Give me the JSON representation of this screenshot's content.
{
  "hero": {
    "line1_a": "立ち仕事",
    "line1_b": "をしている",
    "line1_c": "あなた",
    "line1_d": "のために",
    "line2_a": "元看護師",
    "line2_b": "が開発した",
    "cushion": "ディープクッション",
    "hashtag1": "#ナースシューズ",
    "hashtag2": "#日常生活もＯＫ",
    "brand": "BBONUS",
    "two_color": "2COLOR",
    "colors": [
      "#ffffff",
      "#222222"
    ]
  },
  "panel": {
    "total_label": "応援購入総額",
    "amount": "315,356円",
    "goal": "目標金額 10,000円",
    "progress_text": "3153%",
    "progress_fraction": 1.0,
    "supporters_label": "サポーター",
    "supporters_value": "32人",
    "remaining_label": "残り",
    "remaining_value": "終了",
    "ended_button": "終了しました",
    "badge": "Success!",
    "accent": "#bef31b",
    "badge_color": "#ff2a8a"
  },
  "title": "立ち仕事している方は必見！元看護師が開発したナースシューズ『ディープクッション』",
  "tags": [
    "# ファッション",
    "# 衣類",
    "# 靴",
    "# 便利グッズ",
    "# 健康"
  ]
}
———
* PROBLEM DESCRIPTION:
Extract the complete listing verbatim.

* ANSWER SECTION:
Give me the JSON representation of this screenshot's content.
{
  "hero": {
    "line1_a": "立ち仕事",
    "line1_b": "をしている",
    "line1_c": "あなた",
    "line1_d": "のために",
    "line2_a": "元看護師",
    "line2_b": "が開発した",
    "cushion": "ディープクッション",
    "hashtag1": "#ナースシューズ",
    "hashtag2": "#日常生活もＯＫ",
    "brand": "BBONUS",
    "two_color": "2COLOR",
    "colors": [
      "#ffffff",
      "#222222"
    ]
  },
  "panel": {
    "total_label": "応援購入総額",
    "amount": "315,356円",
    "goal": "目標金額 10,000円",
    "progress_text": "3153%",
    "progress_fraction": 1.0,
    "supporters_label": "サポーター",
    "supporters_value": "32人",
    "remaining_label": "残り",
    "remaining_value": "終了",
    "ended_button": "終了しました",
    "badge": "Success!",
    "accent": "#bef31b",
    "badge_color": "#ff2a8a"
  },
  "title": "立ち仕事している方は必見！元看護師が開発したナースシューズ『ディープクッション』",
  "tags": [
    "# ファッション",
    "# 衣類",
    "# 靴",
    "# 便利グッズ",
    "# 健康"
  ]
}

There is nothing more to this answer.